Czech food 10444428_10102747964733680_2476854184407102614_n

Bonemonsters, superfluous meat plates and clockster-f@#ks aside, Prague is right up my alley. It’s one of the only major European centers not destroyed in WWII or culturally annihilated by the subsequent oppressive communist regime. What I’m trying to say is, Prague has a lot of experience just being Prague. And it seems comfortable in its own, cobblestone-covered skin.

Granted, most of our experience there was limited to 3 days in a tourist-heavy area, but I’d still say it’s a delicious city that celebrates the old without bathing in nostalgia, and welcomes the new without moving too rapidly toward a complete industrial overhaul. Blackening castles tower over street musicians who serenade tourists with Bob Dylan covers. And Pilsner beers can be ingested by mug or by bathtub (we tried both). The red roofs and spires of the skyline can be viewed from modern TV towers or park-laden bluffs. And absurd black light theaters are positioned next to classical churches, while lights from modern, high end fashion retail shops illuminate centuries old Jewish cemeteries down the road. But the juxtaposition doesn’t feel dichotomous. On the contrary, it’s harmonious.


Fun Fact: the blackening of the exterior is a natural process the stone goes through overtime and there have been extensive renovation efforts where a natural chemical is applied to the stone to keep it the sandy yellow color. It’s a controversial practice in Prague where some argue the castle should age naturally

_DSC8113 _DSC8114 _DSC8125 _DSC8130 _DSC8132 _DSC8133 _DSC8141_DSC8157 _DSC8158 _DSC8163

_DSC8164 _DSC8166 _DSC8167 _DSC8170 _DSC8172




Watching the sunset from a Prague biergarten.

Watching the sunset from a Prague biergarten.


These are mostly observations taken while in Prague’s downtown, but as is true in any well-loved community, off the tourist-beaten path, there is a lot to appreciate about Prague and its people.

During our stay in Prague, we took up residency with Tomas and his equally blonde female counterpart in their first floor airbnb apartment in a idyllic Hradčanská neighborhood. Upon arriving, Tomas made a point to show us where we were, where the main tourist sights were, and recommended places we should see that aren’t also recommended to 234228394753986436 other people by way of Lonely Planet, TripAdvisor, what have you. As a result, we wound up spending a few of our mornings and evenings wrapped in the warm cloak of the easy-going and cordial keepers of the Cafe Calma, Indian by Nature, and Restaurace U veverky.


prague fountain
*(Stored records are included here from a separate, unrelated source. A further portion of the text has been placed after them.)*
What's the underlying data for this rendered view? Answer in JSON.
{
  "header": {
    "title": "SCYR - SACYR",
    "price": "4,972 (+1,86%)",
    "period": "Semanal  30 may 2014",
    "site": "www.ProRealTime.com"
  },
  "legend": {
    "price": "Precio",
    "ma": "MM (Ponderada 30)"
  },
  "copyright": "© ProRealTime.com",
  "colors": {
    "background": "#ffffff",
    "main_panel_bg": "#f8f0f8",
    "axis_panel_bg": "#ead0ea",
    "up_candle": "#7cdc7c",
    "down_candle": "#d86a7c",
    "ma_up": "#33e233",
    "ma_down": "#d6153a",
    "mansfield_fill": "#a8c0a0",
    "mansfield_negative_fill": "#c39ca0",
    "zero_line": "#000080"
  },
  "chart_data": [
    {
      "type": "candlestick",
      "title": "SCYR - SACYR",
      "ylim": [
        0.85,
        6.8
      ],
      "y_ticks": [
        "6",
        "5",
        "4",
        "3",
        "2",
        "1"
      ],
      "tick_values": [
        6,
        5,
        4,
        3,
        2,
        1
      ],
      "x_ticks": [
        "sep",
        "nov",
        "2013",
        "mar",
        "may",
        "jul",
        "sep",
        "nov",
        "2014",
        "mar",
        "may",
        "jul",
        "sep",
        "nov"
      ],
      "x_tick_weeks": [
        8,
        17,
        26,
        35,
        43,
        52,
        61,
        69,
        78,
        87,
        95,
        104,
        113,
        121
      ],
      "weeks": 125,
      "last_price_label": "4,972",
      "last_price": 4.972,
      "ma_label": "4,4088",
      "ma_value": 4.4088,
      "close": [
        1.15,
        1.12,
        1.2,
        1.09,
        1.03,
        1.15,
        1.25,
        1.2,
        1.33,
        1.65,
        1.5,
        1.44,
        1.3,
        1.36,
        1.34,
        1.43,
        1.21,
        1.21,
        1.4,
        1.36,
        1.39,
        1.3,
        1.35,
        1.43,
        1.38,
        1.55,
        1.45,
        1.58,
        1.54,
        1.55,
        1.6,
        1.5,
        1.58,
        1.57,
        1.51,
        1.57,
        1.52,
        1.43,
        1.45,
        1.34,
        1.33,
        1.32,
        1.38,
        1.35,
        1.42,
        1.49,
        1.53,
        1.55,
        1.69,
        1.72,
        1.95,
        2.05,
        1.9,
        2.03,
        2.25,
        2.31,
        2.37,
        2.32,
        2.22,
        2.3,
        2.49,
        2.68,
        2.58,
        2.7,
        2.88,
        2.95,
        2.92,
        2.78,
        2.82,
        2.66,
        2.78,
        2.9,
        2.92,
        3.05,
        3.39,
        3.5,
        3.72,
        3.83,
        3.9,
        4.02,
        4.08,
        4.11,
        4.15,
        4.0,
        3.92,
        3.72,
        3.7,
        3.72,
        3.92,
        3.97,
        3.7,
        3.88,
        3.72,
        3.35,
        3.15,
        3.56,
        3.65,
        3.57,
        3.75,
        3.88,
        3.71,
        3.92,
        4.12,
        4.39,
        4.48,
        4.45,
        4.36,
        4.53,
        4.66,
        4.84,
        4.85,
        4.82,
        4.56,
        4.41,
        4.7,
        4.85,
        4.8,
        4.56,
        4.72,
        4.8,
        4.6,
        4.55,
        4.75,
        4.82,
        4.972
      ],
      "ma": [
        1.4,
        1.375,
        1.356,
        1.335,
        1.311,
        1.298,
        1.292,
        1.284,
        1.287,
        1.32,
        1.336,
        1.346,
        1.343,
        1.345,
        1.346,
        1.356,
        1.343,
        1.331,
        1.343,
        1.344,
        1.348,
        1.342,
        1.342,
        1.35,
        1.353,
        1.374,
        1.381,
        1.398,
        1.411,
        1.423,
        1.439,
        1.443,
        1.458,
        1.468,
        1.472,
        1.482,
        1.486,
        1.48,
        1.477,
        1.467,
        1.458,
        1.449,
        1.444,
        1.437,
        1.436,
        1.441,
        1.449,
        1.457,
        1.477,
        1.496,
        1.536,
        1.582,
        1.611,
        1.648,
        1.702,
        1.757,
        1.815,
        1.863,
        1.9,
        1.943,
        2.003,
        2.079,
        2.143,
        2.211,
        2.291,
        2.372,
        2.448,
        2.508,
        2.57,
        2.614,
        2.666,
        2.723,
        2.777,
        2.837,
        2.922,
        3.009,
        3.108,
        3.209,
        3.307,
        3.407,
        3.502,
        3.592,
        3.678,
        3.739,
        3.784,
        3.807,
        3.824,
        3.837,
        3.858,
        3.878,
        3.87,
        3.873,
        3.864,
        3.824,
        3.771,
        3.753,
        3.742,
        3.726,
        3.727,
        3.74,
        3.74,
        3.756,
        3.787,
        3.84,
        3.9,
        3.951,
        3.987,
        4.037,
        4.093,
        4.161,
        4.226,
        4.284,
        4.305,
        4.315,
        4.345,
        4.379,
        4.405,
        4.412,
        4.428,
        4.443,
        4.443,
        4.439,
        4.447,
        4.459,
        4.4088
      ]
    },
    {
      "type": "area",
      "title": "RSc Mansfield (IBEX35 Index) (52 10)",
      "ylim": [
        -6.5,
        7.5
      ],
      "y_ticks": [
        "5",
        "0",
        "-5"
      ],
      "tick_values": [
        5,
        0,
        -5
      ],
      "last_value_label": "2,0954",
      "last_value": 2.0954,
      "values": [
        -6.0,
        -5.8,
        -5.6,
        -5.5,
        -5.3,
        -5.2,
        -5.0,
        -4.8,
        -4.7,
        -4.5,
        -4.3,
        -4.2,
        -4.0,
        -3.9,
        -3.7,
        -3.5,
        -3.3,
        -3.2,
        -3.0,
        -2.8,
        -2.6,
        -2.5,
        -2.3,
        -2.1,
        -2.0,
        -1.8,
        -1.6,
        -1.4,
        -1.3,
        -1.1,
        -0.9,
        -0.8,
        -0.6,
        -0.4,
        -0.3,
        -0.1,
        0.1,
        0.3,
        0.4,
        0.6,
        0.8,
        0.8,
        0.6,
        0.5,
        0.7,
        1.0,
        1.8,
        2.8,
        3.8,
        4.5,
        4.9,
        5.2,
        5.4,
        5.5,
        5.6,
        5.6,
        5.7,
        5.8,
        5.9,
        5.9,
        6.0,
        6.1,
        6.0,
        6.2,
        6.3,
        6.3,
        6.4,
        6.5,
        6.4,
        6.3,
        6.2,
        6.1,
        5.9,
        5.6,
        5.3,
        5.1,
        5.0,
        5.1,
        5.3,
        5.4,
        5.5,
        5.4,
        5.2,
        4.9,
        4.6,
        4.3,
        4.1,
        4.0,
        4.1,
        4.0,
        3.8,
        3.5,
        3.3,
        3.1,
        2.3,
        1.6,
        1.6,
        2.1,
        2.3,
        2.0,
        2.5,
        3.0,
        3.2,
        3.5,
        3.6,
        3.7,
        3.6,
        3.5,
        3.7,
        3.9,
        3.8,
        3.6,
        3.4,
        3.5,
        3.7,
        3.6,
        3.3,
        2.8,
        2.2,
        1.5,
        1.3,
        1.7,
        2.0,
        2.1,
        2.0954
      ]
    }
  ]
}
View of a fountain from a morning coffee at Cafe Calma. Note: If you Where’s Waldo the fountain scene, you’ll notice both homeless men taking their daily bath and a toddler on the waters edge taking her daily toddle.


We were on the first floor of this slightly pink, slightly art deco building.

_DSC8149 _DSC8182

Well, for lack of a more eloquent synopsis, here ends my Prague Blague.